                I have friends for whom the ideal break is two weeks, twice each year in the same apartment on the Costa del Sol, lying on the same sun-beds, visiting the same bar. It is relaxing, they explain, that nothing has changed, that there is nothing to do. This is easy to understand.

                For me, the concept of luxury is also a simple matter. It is freedom. You wander where you want, for as long as you want. When you tire of somewhere or it rains you move on. If there is a lot to do, or the weather is wonderful you stay. It isn’t always simple. You have to research, you have to plan, you have to drive, shop, set up, pack up; but you are free to do exactly what you want. And that, reader, is my idea of a luxurious trip. What’s yours?

En route …and more…

                Postings may well be intermittent for the next few weeks. This is due to our attempt to make an escape from the continuing winter of the UK and undertake one of our frequent journeys south. At the moment we are somewhere in mid-France, a journey we have made too many times to count, having spent more weeks holidaying in France than anywhere else-either en route to somewhere or as a destination in itself.

                I can still remember the feverish excitement of my first foray into ‘abroad’ with my parents, when I was fourteen. Back then it seemed unutterably glamorous and thrilling to be driving on to a cross channel ferry, showing my passport, going through customs and entering the other world that was a foreign country. I seem to think we were boldly striking out to Switzerland, via France; staying in dark, olde worlde hotels in out-of-the-way places, attempting to communicate [I recall it was all down to me, the ‘expert’ after 2 whole years of learning French], trying to decode the menu, tentative tastes of the strange, unrecognisable fare we’d ordered. My father made the mistake of idly pressing a button, only to summon the elderly chambermaid up the stairs-an event that rendered us helpless with mirth and my father reduced to red faced embarrassment.

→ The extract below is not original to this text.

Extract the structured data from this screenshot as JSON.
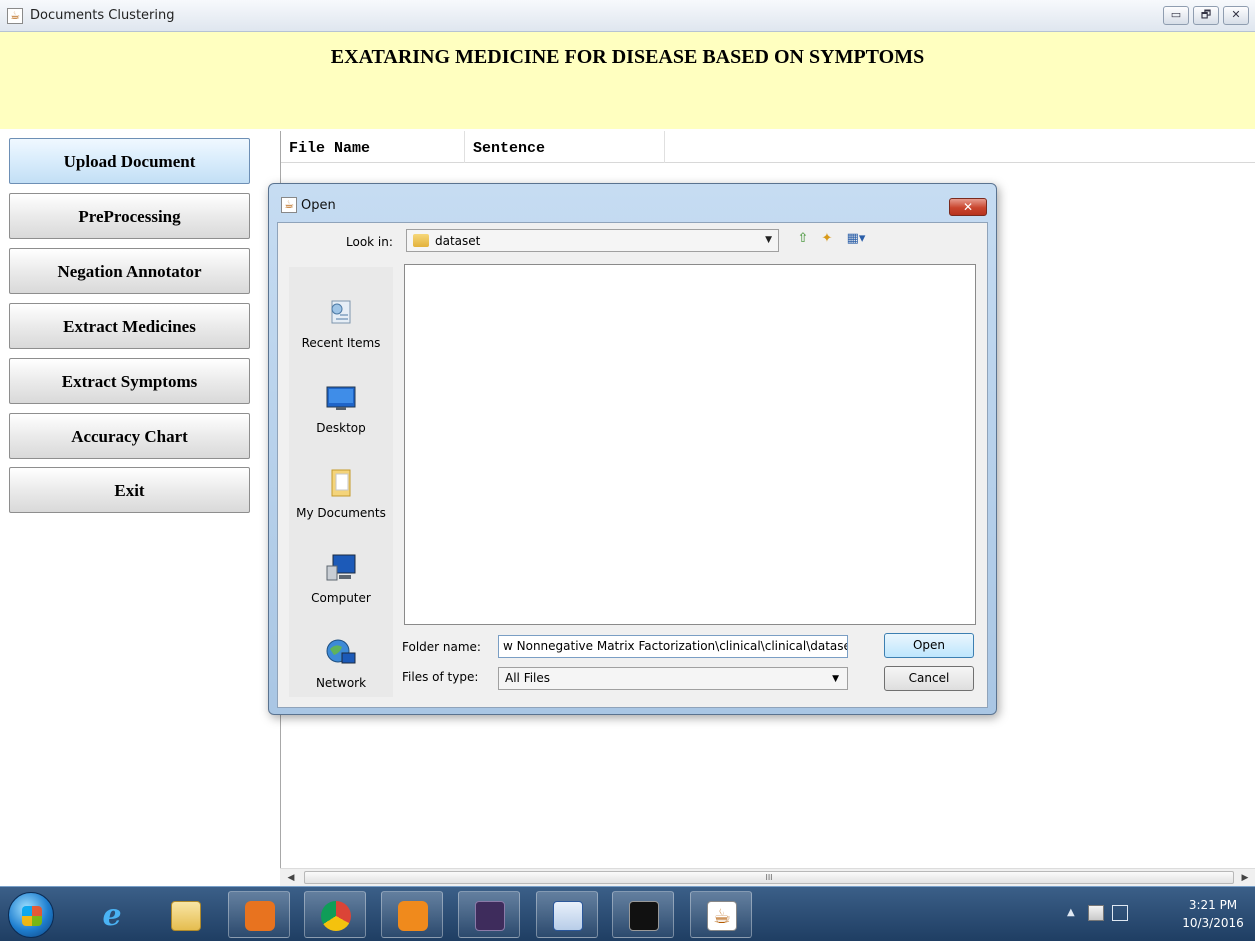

                We’ve made the trip too often now to sustain that kind of novelty. We are accustomed to the long drive to Dover via the M25, the grey, choppy traversal of the channel and the less than lovely entrance to the port of Dunkirk. Well aware of the canteen food, we take lunch with us. On arrival we know there will be a slow crawl out at ‘Gravelines’-the unlovely environs. Sometimes we go straight out via the coast, by way of Calais. This time we’ve come across to Lilles then down. Either way you have to travel across part of flat, French Flanders. Flanders has a language and a charm that is all its own, although it is only to be discovered by plunging into the bucolic, agricultural  hinterland, where the views are all reminiscent of a van Eyck or a Brueghel painting. This is a safe, sturdy landscape with fields of stocky, white cattle, solid, ploughed clods of mud studded with heaps of manure. There are clusters of houses surrounding squat churches and neat, industrious farms.

                Sometimes we stop to spend a night or two at a hamlet where a couple have built a campsite –and a reputation as gregarious and extrovert hosts. The land is flat for cycling, with quiet lanes or tracks by canals. There are peaceful roads from one village to the next and an occasional, small bar-open if you’re lucky. The area is overlooked by most people but in the summer it can be a gem of a place to escape to.

                But we are not staying this time. The weather is no different. We are heading south as far as necessary to get warm sun, or at least warm. Fingers crossed…